You’re right. So, this is the actual solution you wrote [I added all other possibilities in ( )].
pair 1: M, N
pair 2: O, (P/Q/T)
pair 3: R, (P/Q/T)
pair 4: S, P/Q
And it’s obviously correct.
BUT–taking into account what you said about O and T, does this also work now:
pair 1: M, N
pair 2: P, S/R/O
pair 3: Q, S/R/O
pair 4: O/R*, T
*but not both
[So really the mistake I made was listing O and T as a definite pair when really it’s only a possible pairing since R and T could ALSO go together (and the pairs would be MN, OP, SQ, RT which would still satisfy all the rules). Essentially, both diagrams separate P/Q/T and O/R/S. They also both have M and N together and state that T goes with either O or R.]
Thanks for your help! I’m enjoying the LSAT trainer. I’m planning on taking the June 2018 LSAT, so I have a little extra time to devote to logic games. I’m just wanting to get into the habit of listing all possibilities on my diagrams so that I can answer questions faster. I did these drills timed (7 minutes/6 questions), and I think this lead to my mistake (at least with the O and T in car 4 notation).
As far as the trainer, I’ve really enjoyed the logical reasoning lessons I’ve read so far. I actually went ahead with LR and did lessons 16 and 17 and the accompanying drills before starting lesson 10. (Which goes against your advice–sorry!) I just started having a lot of fun doing logical reasoning and wanted to keep going (and missed 1 or 2 questions in the text and then only one in the drills). Doing this really made me understand logical reasoning–and made me look forward to doing drills.

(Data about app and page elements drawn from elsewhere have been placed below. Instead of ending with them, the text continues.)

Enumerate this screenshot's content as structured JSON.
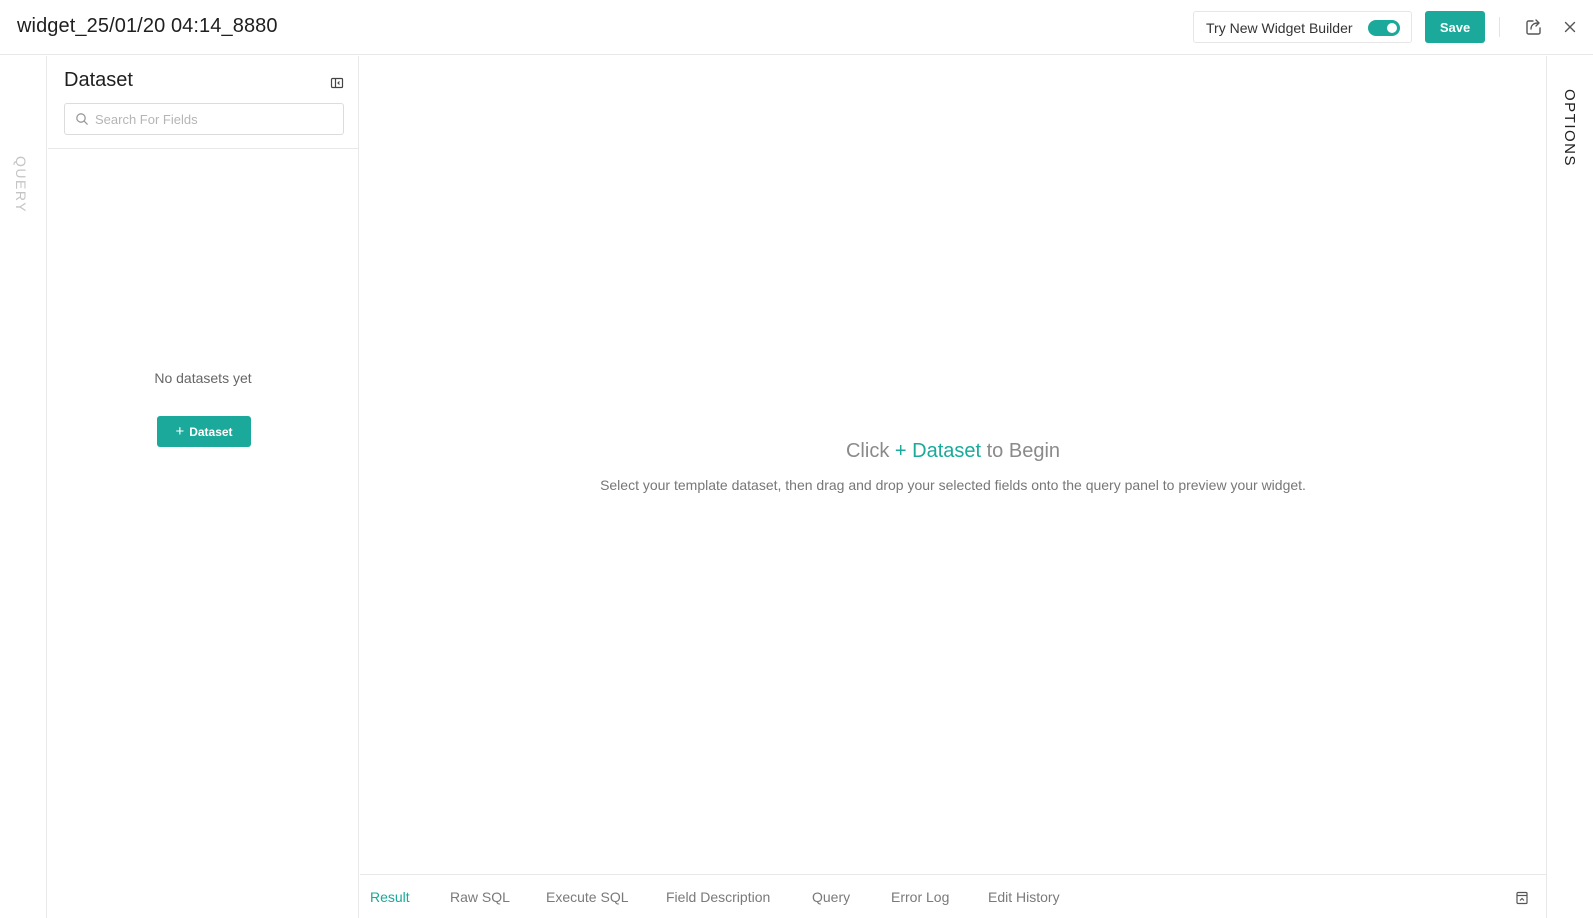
{
  "header": {
    "title": "widget_25/01/20 04:14_8880",
    "try_new_label": "Try New Widget Builder",
    "save_label": "Save",
    "icons": {
      "share": "share-icon",
      "close": "close-icon"
    }
  },
  "left_rail": {
    "label": "QUERY"
  },
  "dataset_panel": {
    "title": "Dataset",
    "search_placeholder": "Search For Fields",
    "empty_text": "No datasets yet",
    "add_button_label": "Dataset"
  },
  "main": {
    "prompt_prefix": "Click",
    "prompt_accent": "+ Dataset",
    "prompt_suffix": "to Begin",
    "subtitle": "Select your template dataset, then drag and drop your selected fields onto the query panel to preview your widget."
  },
  "tabs": [
    {
      "label": "Result",
      "active": true
    },
    {
      "label": "Raw SQL",
      "active": false
    },
    {
      "label": "Execute SQL",
      "active": false
    },
    {
      "label": "Field Description",
      "active": false
    },
    {
      "label": "Query",
      "active": false
    },
    {
      "label": "Error Log",
      "active": false
    },
    {
      "label": "Edit History",
      "active": false
    }
  ],
  "right_rail": {
    "label": "OPTIONS"
  },
  "colors": {
    "accent": "#1aa99a",
    "border": "#e8e8e8"
  }
}
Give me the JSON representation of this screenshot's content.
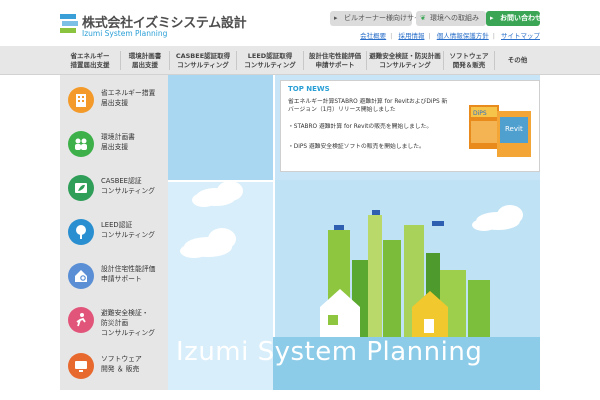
{
  "header": {
    "logo_jp": "株式会社イズミシステム設計",
    "logo_en": "Izumi System Planning",
    "btn_owner": "ビルオーナー様向けサイト",
    "btn_env": "環境への取組み",
    "btn_contact": "お問い合わせ",
    "sub_links": [
      "会社概要",
      "採用情報",
      "個人情報保護方針",
      "サイトマップ"
    ]
  },
  "nav": {
    "items": [
      "省エネルギー\n措置届出支援",
      "環境計画書\n届出支援",
      "CASBEE認証取得\nコンサルティング",
      "LEED認証取得\nコンサルティング",
      "設計住宅性能評価\n申請サポート",
      "避難安全検証・防災計画\nコンサルティング",
      "ソフトウェア\n開発＆販売",
      "その他"
    ]
  },
  "services": [
    {
      "label": "省エネルギー措置\n届出支援",
      "icon": "building-icon",
      "color": "#f39a2a"
    },
    {
      "label": "環境計画書\n届出支援",
      "icon": "people-icon",
      "color": "#3db04a"
    },
    {
      "label": "CASBEE認証\nコンサルティング",
      "icon": "leaf-icon",
      "color": "#2e9e58"
    },
    {
      "label": "LEED認証\nコンサルティング",
      "icon": "tree-icon",
      "color": "#2a8fd0"
    },
    {
      "label": "設計住宅性能評価\n申請サポート",
      "icon": "house-search-icon",
      "color": "#5a8fd6"
    },
    {
      "label": "避難安全検証・\n防災計画\nコンサルティング",
      "icon": "evacuation-icon",
      "color": "#e2557a"
    },
    {
      "label": "ソフトウェア\n開発 ＆ 販売",
      "icon": "monitor-icon",
      "color": "#e8692e"
    }
  ],
  "news": {
    "heading": "TOP NEWS",
    "items": [
      "省エネルギー計算STABRO 避難計算 for RevitおよびDiPS 新バージョン（1月）リリース開始しました",
      "・STABRO 避難計算 for Revitの販売を開始しました。",
      "・DiPS 避難安全検証ソフトの販売を開始しました。"
    ],
    "book1_label": "DiPS",
    "book2_label": "Revit"
  },
  "hero": {
    "title": "Izumi System Planning"
  }
}
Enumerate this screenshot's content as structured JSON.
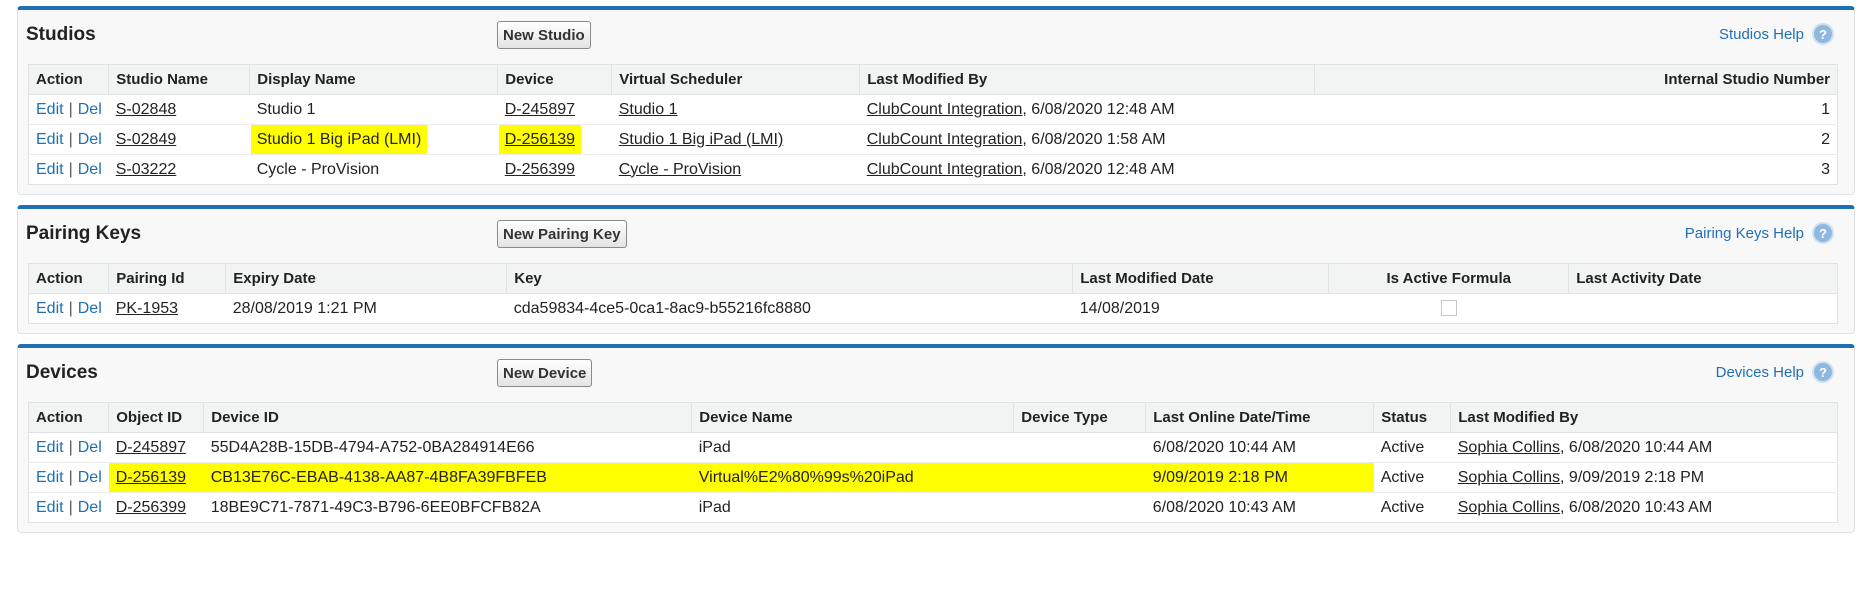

The trainer is super accessible, and I like how you reiterate the steps you need to take to answer questions–it really reinforces the process in your head which leads to fewer mistakes. I’m really loving the book.